Go through the entries one line at a time, and gather every line that has the word "JSON".

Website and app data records
◇ ◇ ◇
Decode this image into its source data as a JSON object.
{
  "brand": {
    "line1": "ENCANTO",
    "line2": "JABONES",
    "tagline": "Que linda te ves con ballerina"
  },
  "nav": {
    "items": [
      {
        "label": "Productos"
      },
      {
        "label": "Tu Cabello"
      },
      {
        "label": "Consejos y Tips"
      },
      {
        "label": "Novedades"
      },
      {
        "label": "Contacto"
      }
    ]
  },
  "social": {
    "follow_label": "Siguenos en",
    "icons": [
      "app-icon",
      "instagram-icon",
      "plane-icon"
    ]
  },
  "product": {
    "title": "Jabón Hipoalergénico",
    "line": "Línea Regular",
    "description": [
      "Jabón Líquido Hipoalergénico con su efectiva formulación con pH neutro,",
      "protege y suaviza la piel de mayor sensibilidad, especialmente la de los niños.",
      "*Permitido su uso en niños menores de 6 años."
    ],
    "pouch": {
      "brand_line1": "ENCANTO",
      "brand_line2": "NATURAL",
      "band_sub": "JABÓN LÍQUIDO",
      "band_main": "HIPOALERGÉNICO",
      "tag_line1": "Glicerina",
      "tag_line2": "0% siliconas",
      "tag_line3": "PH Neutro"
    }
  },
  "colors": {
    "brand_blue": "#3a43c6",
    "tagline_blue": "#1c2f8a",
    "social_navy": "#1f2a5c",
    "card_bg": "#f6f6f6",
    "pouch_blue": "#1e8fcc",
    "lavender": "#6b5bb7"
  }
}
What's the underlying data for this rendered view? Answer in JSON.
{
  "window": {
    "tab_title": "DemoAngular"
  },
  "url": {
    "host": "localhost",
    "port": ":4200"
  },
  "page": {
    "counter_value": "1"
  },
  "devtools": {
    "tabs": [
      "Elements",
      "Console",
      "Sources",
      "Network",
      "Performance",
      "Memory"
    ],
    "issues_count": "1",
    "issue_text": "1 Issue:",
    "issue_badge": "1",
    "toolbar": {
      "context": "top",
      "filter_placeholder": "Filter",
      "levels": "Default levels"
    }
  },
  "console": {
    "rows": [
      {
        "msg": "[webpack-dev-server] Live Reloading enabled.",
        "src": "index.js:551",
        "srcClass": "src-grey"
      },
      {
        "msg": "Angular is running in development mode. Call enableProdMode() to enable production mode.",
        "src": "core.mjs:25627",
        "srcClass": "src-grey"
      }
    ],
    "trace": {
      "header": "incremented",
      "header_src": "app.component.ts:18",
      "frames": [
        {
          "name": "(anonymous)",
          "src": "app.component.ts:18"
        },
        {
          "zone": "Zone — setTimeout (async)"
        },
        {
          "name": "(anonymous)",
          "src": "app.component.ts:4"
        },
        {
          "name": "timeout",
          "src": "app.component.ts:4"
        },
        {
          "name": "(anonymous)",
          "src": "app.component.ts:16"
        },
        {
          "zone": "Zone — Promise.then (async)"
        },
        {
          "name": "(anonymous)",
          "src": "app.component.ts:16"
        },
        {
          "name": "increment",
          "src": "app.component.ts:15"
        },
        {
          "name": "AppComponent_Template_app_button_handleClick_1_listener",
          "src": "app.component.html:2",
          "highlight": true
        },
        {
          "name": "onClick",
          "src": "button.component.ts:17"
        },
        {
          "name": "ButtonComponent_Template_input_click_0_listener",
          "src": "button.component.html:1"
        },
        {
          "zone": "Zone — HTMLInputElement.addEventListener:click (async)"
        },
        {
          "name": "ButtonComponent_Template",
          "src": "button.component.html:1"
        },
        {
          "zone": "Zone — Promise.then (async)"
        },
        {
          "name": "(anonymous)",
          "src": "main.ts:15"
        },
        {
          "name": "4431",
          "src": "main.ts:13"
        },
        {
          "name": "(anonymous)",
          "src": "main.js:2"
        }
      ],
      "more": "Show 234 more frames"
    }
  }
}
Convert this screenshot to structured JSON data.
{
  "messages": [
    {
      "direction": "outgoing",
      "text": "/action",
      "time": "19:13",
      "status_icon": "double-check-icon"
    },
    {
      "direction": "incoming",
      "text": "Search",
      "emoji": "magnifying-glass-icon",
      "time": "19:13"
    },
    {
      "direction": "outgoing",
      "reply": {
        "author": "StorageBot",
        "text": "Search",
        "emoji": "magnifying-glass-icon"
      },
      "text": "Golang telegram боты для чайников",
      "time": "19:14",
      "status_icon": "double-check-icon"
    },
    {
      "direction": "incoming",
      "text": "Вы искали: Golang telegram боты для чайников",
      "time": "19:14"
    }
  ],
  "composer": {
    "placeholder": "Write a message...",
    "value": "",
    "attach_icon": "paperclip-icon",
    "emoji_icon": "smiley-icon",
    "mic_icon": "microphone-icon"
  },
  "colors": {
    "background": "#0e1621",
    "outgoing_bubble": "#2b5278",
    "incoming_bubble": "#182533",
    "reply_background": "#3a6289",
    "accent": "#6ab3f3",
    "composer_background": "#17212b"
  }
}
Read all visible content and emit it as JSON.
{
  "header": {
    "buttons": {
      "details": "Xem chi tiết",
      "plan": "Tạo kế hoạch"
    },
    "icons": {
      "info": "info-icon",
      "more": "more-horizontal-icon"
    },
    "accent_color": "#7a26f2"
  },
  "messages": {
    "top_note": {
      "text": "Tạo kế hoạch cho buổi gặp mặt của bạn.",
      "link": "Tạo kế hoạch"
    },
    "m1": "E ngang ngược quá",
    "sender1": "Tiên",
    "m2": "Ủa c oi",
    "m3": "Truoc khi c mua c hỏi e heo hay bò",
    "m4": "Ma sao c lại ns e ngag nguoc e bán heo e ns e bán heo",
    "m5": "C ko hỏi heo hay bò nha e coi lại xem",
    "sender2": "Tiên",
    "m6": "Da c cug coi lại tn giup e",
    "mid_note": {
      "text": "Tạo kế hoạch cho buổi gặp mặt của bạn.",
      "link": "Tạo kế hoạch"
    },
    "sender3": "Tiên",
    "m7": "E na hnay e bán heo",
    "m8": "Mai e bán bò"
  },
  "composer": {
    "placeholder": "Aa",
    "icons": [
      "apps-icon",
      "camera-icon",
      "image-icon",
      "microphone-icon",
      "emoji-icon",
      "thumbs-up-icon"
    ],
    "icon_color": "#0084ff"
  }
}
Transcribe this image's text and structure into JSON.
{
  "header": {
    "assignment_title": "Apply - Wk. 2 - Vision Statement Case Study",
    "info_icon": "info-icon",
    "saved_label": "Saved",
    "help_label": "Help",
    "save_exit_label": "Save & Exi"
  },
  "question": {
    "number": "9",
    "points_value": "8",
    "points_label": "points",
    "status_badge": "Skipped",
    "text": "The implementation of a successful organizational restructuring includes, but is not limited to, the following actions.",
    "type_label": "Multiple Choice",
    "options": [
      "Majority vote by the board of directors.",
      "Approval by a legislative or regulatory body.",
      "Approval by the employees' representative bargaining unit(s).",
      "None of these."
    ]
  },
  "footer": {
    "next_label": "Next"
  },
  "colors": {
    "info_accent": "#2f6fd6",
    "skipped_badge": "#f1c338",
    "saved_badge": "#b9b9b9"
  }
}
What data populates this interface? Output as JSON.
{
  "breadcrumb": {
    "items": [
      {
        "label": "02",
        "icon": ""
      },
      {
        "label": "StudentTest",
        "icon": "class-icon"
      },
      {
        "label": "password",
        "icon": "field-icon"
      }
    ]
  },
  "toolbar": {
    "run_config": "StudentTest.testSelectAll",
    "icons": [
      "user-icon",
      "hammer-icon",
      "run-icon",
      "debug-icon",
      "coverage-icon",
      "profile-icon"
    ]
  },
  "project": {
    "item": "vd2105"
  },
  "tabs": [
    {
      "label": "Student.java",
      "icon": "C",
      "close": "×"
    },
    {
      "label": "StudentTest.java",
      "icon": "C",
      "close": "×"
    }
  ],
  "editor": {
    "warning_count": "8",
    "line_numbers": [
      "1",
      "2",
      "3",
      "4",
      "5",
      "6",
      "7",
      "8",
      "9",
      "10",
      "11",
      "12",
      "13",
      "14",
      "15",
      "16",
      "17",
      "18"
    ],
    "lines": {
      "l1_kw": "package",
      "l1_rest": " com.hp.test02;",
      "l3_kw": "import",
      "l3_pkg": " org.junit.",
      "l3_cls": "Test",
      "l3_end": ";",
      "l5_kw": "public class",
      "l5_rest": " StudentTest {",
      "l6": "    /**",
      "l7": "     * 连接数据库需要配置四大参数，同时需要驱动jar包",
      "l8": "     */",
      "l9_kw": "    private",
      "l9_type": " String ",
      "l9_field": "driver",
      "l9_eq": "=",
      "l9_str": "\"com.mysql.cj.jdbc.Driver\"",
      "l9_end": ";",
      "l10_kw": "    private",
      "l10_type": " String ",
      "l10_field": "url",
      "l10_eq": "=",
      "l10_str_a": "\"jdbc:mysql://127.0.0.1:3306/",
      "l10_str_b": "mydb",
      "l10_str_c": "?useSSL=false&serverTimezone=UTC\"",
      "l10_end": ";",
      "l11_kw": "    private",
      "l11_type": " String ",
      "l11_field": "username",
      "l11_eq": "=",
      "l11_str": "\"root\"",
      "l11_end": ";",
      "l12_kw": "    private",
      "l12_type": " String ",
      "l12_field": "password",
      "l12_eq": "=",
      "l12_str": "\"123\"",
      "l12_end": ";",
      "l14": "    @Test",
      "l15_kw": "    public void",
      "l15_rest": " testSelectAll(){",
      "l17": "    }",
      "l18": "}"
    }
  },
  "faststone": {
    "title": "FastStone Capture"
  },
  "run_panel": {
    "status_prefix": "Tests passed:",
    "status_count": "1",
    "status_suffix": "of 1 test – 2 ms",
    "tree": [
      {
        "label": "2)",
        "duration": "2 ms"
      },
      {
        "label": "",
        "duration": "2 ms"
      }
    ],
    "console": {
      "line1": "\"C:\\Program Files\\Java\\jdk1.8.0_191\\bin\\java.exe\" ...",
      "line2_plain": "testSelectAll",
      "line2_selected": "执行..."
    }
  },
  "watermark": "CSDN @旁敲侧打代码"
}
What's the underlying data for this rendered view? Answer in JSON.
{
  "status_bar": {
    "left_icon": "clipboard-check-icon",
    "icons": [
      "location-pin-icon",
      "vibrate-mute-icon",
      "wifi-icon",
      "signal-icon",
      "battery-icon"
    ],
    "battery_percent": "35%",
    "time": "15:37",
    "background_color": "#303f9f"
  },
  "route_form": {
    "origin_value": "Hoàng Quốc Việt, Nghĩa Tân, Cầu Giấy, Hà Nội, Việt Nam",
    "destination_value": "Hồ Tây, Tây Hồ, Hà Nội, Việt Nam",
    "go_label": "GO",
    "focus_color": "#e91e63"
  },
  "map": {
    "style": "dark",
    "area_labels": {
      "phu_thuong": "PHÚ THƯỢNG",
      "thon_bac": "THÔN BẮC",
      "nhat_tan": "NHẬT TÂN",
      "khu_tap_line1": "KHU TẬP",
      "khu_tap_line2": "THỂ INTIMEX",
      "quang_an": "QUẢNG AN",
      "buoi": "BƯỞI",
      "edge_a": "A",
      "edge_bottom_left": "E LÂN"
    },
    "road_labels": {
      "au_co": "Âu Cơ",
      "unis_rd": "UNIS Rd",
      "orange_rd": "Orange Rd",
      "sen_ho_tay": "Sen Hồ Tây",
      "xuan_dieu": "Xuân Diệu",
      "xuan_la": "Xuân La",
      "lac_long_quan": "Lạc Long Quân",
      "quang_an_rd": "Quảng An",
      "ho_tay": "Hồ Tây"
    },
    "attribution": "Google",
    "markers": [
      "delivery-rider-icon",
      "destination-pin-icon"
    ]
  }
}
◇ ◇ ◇
**ANSWER SPACE**
Decode this image into its source data as a JSON object.
What's the underlying data for this rendered view? Answer in JSON.
Convert this screenshot to structured JSON data.
Read all visible content and emit it as JSON.
Transcribe this image's text and structure into JSON.
What data populates this interface? Output as JSON.
What's the underlying data for this rendered view? Answer in JSON.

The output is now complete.